↓

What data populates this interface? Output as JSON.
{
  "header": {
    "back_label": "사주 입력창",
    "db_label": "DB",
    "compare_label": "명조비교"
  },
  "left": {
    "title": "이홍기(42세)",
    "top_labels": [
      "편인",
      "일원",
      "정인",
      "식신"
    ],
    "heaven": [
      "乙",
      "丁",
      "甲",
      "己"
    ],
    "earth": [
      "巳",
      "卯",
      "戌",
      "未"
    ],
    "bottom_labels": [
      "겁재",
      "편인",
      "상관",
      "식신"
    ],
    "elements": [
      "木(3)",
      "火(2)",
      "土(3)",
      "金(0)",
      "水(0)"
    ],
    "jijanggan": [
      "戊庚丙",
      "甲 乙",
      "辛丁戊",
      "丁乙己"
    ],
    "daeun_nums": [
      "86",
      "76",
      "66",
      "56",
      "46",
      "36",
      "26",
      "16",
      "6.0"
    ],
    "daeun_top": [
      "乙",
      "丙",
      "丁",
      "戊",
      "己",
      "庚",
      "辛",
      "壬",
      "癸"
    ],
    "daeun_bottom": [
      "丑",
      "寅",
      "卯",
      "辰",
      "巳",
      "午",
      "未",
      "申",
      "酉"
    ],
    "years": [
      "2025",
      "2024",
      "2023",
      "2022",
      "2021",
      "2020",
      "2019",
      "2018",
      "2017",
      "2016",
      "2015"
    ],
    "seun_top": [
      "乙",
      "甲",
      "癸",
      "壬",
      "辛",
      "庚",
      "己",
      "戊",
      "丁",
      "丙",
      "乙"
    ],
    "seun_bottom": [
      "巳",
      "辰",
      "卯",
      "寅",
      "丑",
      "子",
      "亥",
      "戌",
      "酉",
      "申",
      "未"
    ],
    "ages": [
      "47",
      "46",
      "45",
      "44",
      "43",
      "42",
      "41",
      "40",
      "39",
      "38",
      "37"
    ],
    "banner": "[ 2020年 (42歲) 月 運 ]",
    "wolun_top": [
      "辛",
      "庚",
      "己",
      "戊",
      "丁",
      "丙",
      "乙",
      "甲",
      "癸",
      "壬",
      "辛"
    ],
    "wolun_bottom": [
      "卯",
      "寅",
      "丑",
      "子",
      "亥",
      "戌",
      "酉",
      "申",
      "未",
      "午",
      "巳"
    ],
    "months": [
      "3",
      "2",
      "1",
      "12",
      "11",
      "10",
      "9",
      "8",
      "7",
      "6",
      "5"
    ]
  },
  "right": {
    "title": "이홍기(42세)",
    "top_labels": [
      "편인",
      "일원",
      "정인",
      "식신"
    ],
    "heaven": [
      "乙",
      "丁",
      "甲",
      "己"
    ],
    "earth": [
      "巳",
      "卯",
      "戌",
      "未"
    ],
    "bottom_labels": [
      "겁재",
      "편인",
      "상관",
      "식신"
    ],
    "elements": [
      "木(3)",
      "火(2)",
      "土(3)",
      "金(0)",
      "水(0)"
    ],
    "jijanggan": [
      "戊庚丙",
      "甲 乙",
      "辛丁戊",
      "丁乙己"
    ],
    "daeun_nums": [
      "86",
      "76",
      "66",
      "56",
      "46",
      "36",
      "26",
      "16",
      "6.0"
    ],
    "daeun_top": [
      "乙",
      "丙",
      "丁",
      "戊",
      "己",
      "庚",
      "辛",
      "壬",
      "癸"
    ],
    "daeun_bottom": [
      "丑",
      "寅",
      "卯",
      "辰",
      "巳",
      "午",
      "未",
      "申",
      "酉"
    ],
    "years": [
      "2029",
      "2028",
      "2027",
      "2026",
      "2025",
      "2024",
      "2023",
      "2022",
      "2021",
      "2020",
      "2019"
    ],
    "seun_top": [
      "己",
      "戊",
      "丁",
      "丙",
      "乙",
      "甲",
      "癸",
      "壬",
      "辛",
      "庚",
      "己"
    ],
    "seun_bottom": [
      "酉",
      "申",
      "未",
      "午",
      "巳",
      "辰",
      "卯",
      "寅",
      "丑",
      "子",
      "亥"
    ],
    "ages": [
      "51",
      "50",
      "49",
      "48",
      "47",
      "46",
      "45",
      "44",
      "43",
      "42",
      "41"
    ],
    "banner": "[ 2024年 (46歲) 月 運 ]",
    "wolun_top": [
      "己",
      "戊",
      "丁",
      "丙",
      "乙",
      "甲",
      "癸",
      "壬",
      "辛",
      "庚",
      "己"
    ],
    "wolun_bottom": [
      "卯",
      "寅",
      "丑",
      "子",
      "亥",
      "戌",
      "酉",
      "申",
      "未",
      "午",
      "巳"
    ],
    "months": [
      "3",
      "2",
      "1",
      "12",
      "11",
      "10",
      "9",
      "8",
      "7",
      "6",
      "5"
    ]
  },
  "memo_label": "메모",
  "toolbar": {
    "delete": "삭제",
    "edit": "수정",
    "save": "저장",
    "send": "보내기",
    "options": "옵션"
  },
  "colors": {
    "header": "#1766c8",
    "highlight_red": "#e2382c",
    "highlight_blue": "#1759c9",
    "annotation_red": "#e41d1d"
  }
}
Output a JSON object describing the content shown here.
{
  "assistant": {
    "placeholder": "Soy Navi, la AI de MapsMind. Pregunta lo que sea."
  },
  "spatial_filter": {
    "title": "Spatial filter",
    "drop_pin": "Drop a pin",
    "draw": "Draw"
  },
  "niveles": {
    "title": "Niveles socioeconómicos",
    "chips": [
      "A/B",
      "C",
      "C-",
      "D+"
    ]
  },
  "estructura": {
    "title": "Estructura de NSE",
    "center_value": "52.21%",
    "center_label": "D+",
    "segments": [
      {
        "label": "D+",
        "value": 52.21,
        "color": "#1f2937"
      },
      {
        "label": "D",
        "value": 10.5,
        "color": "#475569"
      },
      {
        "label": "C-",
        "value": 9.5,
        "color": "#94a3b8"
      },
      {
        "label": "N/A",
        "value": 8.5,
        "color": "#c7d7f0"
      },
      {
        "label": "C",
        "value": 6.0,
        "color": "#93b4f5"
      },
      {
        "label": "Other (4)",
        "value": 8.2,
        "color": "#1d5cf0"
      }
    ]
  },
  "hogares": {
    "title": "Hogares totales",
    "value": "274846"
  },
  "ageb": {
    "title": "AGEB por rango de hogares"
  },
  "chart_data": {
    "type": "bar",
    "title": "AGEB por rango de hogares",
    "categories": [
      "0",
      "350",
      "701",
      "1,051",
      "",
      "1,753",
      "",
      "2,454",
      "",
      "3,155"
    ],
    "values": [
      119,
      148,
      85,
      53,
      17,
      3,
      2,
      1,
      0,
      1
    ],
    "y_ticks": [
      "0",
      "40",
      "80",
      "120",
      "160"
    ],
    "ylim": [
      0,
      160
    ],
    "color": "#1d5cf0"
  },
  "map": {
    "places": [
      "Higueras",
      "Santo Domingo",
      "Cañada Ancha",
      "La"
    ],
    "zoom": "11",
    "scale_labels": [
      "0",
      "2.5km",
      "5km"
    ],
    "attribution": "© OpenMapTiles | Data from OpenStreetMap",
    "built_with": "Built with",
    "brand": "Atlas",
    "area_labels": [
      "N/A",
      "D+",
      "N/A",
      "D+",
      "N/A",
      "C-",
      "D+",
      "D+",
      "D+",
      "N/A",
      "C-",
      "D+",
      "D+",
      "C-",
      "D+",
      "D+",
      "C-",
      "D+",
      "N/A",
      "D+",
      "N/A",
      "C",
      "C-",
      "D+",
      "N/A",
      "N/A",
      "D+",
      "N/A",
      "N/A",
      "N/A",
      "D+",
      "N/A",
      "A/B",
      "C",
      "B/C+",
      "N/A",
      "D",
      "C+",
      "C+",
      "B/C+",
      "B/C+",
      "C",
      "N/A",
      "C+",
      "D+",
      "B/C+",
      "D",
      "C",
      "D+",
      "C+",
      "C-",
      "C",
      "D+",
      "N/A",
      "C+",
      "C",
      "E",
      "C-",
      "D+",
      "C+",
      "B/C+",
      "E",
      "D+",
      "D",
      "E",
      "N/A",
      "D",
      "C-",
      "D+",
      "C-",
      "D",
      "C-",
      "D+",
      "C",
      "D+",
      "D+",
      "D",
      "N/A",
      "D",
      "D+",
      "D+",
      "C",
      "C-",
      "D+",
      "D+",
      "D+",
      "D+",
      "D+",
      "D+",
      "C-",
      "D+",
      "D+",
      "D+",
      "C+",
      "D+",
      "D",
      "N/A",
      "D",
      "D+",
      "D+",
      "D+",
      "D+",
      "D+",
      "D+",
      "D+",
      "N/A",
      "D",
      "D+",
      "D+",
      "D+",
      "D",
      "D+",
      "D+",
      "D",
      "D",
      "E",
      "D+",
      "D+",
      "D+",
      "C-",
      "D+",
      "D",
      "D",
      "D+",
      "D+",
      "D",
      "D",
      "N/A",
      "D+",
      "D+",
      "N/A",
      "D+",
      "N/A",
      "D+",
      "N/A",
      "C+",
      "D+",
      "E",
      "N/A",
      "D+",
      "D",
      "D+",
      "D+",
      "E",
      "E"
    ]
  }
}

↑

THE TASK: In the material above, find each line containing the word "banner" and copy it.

RESULT OF THIS TASK:
    "banner": "[ 2020年 (42歲) 月 運 ]",
    "banner": "[ 2024年 (46歲) 月 運 ]",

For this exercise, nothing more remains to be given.